Public television shows often operate on a shoestring. According to Lucy Bickerton, the PBS “Charlie Rose” interview show was so cheap, it used interns like her to fill in for actual employees.
According to her lawsuit, filed in March, that violated New York’s wage-and-hour law.
Bickerton, who interned on the show in 2007, claims she worked 25 hours per week for no pay. Her suit alleges she and nine other interns shepherded guests, prepared press packets and cleaned the set after tapings, tasks she says constituted the work of an employee, not an intern.
According to the law, interns must receive training, not replace paid employees.
Bickerton’s attorneys are looking for other interns to come forward as part of a class action against the show.
Note: Both the federal and New York State departments of labor have been cracking down on the use of unpaid interns. Employers that can’t substantiate an internship’s educational component will have a tough time satisfying investigators. Employers should spell out exactly what duties an intern will perform before the internship begins. More important, they should detail what the intern will learn during the internship.
- How to Fire an Employee the Legal Way: 6 Termination Guidelines
- FedEx appeal of misclassification decision won't be heard
- Trucking firm adds bonuses, ups pay to help recruitment

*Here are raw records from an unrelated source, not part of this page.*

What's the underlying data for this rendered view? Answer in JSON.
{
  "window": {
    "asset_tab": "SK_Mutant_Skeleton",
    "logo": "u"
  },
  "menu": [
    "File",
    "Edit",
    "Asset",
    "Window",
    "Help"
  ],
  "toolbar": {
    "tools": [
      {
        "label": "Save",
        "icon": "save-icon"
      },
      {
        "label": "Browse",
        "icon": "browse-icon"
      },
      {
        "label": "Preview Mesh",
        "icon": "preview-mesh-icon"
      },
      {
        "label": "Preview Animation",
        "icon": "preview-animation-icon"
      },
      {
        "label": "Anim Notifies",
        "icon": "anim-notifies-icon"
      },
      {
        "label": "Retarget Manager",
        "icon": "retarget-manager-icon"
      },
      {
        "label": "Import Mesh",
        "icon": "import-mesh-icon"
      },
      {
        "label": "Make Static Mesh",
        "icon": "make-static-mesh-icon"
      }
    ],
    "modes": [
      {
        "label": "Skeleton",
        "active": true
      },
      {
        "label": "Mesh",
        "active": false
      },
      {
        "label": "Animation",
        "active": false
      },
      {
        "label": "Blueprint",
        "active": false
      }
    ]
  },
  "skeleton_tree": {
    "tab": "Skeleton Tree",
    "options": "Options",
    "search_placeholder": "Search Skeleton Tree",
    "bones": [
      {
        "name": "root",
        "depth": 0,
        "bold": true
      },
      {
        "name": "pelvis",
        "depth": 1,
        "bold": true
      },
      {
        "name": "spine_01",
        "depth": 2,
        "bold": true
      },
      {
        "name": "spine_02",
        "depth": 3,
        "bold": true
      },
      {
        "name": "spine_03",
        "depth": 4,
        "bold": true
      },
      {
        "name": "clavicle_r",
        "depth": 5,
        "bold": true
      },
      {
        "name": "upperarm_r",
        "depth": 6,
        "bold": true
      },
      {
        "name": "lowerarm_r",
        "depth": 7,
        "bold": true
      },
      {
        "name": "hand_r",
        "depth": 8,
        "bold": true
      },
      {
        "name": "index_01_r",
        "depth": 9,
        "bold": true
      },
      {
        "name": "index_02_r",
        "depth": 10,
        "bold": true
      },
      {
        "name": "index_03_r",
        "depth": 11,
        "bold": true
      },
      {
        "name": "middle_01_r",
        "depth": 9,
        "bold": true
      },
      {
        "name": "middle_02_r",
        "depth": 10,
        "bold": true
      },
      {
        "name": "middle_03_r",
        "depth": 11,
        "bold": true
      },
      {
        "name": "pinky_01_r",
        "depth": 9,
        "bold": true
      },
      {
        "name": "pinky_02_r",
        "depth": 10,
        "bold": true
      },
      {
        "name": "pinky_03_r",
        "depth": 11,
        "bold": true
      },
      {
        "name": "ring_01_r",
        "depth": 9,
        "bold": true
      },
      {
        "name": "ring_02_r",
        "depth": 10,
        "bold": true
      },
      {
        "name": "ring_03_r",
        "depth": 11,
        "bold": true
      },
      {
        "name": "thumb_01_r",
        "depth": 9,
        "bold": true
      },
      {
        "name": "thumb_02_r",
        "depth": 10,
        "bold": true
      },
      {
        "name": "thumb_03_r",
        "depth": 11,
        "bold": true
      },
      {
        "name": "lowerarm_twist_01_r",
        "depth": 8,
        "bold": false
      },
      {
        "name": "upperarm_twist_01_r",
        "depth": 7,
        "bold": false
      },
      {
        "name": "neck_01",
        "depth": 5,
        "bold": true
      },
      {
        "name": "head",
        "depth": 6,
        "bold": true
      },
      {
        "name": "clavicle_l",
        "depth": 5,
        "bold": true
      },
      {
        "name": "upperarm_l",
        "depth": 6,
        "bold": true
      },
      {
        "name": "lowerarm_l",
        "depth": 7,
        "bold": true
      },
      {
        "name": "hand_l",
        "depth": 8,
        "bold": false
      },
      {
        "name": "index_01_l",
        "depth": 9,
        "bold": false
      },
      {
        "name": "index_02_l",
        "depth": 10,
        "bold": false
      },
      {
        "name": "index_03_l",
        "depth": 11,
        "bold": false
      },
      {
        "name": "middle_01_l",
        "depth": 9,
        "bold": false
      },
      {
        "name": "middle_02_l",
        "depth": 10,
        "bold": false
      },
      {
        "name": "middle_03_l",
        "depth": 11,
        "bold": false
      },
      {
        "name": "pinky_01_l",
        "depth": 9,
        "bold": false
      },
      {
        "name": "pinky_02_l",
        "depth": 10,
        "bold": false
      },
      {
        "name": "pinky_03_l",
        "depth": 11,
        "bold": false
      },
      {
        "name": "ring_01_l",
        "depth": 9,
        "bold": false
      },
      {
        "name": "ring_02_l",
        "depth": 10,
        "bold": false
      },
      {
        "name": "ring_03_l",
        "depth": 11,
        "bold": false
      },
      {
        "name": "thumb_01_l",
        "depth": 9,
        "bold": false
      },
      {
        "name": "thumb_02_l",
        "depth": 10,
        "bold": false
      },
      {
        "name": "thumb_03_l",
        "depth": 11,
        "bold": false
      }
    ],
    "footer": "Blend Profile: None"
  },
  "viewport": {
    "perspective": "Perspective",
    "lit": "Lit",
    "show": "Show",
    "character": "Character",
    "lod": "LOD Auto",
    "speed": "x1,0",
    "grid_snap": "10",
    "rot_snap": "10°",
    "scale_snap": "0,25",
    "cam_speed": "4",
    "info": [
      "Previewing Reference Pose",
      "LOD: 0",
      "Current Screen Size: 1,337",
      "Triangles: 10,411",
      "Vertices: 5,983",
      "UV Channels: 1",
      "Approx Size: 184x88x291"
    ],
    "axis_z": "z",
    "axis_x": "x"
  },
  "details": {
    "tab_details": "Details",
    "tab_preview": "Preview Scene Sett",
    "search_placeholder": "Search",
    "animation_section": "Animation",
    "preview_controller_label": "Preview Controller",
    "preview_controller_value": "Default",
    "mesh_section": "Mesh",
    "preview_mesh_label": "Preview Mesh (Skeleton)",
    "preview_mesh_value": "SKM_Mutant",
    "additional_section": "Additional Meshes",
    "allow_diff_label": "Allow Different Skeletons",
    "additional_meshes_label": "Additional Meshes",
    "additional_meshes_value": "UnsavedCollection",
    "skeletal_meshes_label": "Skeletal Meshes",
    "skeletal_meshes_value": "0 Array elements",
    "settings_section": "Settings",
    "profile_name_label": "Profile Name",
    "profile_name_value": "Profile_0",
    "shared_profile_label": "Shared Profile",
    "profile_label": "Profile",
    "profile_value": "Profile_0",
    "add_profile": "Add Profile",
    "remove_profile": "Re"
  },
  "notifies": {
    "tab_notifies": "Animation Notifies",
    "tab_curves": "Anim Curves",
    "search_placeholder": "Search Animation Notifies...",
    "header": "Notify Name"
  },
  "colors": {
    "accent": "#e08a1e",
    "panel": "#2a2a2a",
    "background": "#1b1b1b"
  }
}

- Gawker is latest target of unpaid intern class action
- Employee eligible for unemployment comp if he quits because hours have dried up